The cornea provides an accessible source of adult stem cells for cell-based therapies. Corneal stem cells have been discovered in the three primary strata- epithelium, stroma, and endothelium-of the cornea. Limbal epithelial stem cells are found on the surface and are able to differentiate into transient amplifying cells, which can regenerate epithelial tissues. Limbal stem cell deficiencies can result in epithelial defects, ulceration, corneal vascularization, chronic inflammation, scarring, and conjunctivalization of the cornea. Stromal stem cells share many properties with bone marrow-derived stem cells. Though stromal stem cell research is in the early stages, these cells may one day provide bio-prosthetic stromal material. Endothelial stem cells may be of particular importance due to endothelial cell damage during common surgeries and degenerative diseases. Current stem cell therapies focus on regeneration of the corneal surface by replacing limbal epithelial stem cells with corneal-derived cells, other adult stem cells or embryonic stem cells. Advances in cell culturing will hopefully soon be translated from bench to bedside to help in the treatment of severe ocular surface disease.

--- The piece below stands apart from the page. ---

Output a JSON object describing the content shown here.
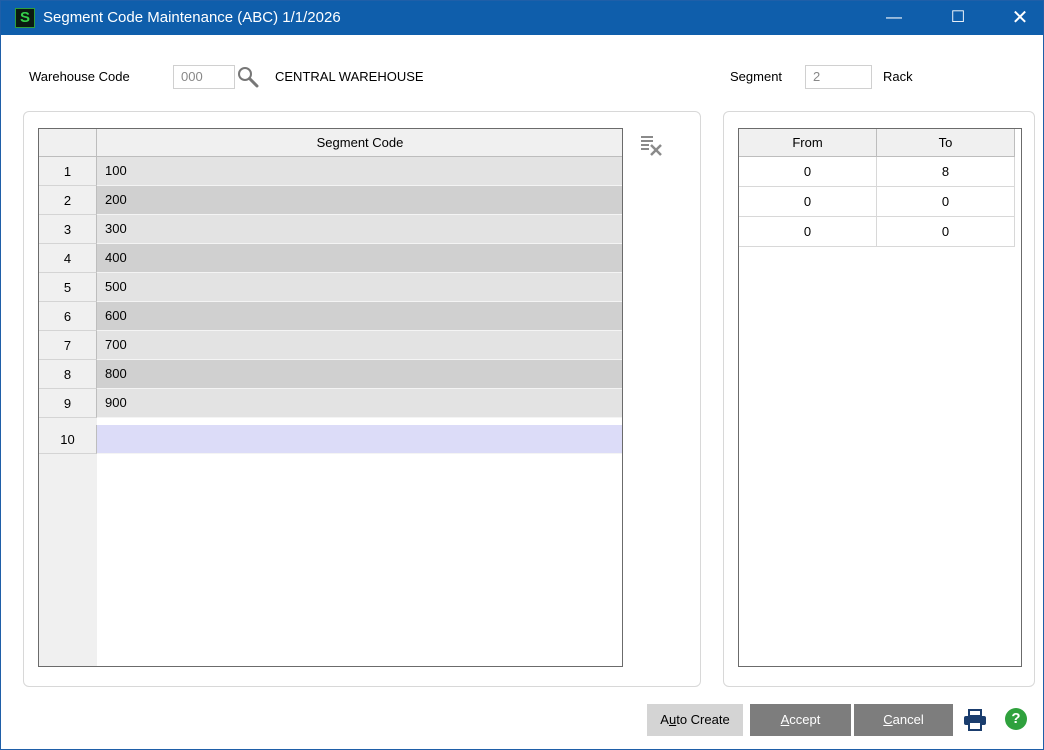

|Original language||English (US)|
|Title of host publication||Stem Cell Biology and Regenerative Medicine in Ophthalmology|
|Publisher||Springer New York|
|Number of pages||14|
|Publication status||Published - Jan 1 2013|
ASJC Scopus subject areas
- Biochemistry, Genetics and Molecular Biology(all)